Across the United States, factories and farms are producing the nation’s finished goods and foodstuffs, from wheat to dairy products to hardware, cars, and kids’ toys. But it is not enough for these items to be produced; there must also be a logistical network in place for transportation, warehouses, freight brokering, and more to get these goods to their intended destinations on time. A shipper may produce these goods, but it must hire carrier or transportation companies to get it to the intended warehouses and retailers on time. Most often, this transport is done by means of trucks, and these carrier companies will take on jobs to transport goods for their clients. These carriers will then charge their clients invoices for payment, and often, if on time, payments are made within 60 to 90 days. Smaller carriers simply cannot afford to wait that long, however, since they have their own expenses to deal with, so transportation factoring companies are hired. These freight factoring companies will act as a middle party where finances are concerned, and factoring financing can save a carrier from financial disaster. When is it time for freight invoice factoring, and what deals will these transportation factoring companies offer?
The Work of a Carrier
The typical clients of these transportation factoring companies are carrier companies who have the trucks and similar vehicles necessary to transport goods for their shipper clients. This is a big business; today, some 12 million trucks, rail cars and locomotives, and seagoing vessels are used all over the American transportation network. Trucks make up the bulk of this work, since they are a convenient size and can drive nearly anywhere, unlike a train. The United States today is home to around 28 million small businesses, and some of them are carrier companies that have just a few vehicles in their respective fleets. Such carriers will often make use of freight brokers to match them up with client shippers and arrange a fair deal for transporting goods.
These carriers may have cash flow issues without the help of transportation factoring companies, however. These smaller carriers don’t have deep cash reserves that they can fall back on while they are waiting for invoice payments, and these carriers have their own expenses such as paying off vehicle financing loans, fuel and maintenance, marketing, staff salary, and more. And many invoices are in fact paid late. This may threaten a smaller carrier’s cash flow and may even drive it into bankruptcy if an outside party does not help, so to smooth out cash flow, carriers will turn to transportation factoring companies.
The Work of a Freight Broker Company

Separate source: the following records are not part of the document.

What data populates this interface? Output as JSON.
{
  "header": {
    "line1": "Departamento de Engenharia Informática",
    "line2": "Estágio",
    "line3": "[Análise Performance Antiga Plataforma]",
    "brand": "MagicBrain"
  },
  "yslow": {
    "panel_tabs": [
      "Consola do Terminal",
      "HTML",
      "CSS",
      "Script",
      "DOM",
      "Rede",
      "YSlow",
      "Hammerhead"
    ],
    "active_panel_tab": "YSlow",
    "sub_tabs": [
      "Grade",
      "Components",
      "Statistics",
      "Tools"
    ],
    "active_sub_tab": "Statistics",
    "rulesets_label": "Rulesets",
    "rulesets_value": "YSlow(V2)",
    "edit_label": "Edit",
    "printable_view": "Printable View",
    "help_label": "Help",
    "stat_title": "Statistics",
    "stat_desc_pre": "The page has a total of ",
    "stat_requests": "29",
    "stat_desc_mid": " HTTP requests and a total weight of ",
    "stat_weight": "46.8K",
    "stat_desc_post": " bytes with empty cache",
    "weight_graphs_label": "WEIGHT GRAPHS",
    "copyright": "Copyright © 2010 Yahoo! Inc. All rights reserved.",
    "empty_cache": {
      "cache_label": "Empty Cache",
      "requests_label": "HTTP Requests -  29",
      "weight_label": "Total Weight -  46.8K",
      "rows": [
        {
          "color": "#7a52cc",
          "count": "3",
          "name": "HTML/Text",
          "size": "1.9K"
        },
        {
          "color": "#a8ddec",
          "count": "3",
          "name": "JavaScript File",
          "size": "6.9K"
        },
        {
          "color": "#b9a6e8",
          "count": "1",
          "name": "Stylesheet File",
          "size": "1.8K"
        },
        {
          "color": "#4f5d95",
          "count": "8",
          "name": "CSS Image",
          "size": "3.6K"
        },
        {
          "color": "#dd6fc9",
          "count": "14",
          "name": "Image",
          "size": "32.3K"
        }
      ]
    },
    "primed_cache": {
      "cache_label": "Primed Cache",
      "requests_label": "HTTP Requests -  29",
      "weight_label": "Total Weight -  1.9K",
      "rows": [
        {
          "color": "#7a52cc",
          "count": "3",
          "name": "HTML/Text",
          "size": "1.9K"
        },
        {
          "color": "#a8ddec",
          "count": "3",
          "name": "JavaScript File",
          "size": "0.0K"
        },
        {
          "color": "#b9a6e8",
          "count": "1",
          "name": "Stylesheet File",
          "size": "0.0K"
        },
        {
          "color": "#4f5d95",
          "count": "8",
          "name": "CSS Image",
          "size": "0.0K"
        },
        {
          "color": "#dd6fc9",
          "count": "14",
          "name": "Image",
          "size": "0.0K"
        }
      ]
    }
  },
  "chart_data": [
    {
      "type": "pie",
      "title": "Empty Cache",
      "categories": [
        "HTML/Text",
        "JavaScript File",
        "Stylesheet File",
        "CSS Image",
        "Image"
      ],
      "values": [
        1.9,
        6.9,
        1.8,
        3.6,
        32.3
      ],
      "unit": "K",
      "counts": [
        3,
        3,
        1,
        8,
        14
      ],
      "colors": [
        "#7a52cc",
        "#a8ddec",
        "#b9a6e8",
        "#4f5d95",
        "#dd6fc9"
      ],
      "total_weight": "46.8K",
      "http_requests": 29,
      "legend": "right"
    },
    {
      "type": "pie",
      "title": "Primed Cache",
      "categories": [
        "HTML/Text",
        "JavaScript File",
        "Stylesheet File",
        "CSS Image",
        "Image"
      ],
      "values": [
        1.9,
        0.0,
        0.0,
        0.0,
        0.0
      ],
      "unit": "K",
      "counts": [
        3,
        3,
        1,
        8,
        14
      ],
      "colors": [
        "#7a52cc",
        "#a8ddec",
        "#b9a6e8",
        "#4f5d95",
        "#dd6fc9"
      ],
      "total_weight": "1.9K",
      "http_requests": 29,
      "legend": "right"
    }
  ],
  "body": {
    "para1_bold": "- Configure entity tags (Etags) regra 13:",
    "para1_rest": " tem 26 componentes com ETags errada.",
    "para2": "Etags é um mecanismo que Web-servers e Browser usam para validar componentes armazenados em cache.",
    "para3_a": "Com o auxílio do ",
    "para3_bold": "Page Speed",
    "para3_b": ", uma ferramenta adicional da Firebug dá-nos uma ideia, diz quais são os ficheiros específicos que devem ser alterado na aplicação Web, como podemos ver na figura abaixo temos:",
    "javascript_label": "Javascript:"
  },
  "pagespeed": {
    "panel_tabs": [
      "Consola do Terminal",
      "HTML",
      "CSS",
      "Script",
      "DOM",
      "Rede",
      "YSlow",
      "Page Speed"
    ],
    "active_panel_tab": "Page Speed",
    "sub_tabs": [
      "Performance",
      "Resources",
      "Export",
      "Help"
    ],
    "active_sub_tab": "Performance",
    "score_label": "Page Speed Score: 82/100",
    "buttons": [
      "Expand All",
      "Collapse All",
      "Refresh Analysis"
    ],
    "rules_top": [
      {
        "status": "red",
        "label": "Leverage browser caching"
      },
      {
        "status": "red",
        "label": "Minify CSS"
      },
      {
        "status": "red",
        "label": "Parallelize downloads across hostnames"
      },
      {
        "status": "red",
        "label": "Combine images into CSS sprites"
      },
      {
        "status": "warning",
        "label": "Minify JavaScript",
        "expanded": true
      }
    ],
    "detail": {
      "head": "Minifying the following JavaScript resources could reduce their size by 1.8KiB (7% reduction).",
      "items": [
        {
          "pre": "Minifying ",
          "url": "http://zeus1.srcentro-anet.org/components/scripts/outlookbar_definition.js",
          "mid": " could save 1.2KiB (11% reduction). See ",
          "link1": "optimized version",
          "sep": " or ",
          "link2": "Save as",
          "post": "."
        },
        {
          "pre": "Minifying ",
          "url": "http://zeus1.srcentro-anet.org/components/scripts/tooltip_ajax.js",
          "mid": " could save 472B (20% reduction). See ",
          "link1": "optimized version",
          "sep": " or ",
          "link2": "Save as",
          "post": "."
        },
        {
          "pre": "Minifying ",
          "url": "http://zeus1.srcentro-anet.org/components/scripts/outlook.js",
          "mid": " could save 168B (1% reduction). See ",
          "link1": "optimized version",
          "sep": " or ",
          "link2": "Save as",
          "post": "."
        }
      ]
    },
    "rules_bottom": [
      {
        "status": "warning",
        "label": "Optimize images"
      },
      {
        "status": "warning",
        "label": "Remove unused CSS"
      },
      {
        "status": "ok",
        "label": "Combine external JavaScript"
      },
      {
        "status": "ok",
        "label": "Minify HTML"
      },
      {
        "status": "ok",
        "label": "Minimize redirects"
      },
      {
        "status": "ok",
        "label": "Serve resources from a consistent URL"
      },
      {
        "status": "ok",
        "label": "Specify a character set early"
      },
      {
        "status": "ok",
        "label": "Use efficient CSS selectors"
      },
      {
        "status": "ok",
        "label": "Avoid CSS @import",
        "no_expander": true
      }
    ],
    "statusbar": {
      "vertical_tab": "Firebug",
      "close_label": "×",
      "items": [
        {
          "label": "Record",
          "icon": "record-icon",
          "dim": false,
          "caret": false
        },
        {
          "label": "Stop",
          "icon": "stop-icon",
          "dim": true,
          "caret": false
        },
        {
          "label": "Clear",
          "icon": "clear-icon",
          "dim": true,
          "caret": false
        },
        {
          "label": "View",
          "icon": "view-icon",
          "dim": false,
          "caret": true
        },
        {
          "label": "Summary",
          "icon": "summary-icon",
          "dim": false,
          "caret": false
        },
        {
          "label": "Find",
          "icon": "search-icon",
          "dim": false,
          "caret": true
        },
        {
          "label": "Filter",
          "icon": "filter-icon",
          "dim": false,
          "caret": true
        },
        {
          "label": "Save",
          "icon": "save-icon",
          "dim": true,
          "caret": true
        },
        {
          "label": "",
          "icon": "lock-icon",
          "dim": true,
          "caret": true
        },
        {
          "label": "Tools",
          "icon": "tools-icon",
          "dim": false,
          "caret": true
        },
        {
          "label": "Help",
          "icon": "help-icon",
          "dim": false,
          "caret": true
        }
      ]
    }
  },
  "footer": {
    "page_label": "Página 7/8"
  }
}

A freight broker company is a sort of money lending service for business clients, typically carriers. When a carrier has completed a shipment for its shipper client and charged an invoice, the carrier may turn to transportation factoring companies in their area while the invoice is still outstanding. Should the invoice factoring company agree to a deal, it will purchase all rights to collect 100% of that invoice’s value once the customer pays it. In the meantime, the invoice factoring company will give the carrier client around 70-80% of the invoice’s value up front. The carrier urgently needs money to smooth out its cash flow, and that up-front money is exactly what it needs. This can save a carrier from bankruptcy while waiting for the invoice payment to go through.
Later, when the shipper does pay its invoice, the factoring company will collect 100% of the value, as promised. Now, the invoice factoring company will give another, smaller percentage of the invoice’s value to the carrier client, adding up to around 95-98% of the invoice’s total value. The factoring company will keep the remaining 2-5% of the invoice’s value for itself, which is the source of its profit and acts as the fee for its lending services. This means that the carrier client will sacrifice 2-5% of its invoice value, in exchange for getting most of the money up front so that it can cover its own expenses in a timely manner. This is usually a very good deal, and carriers may have better chances of hiring cooperative factoring companies if they have good business credit scores (which are distinct from personal credit scores).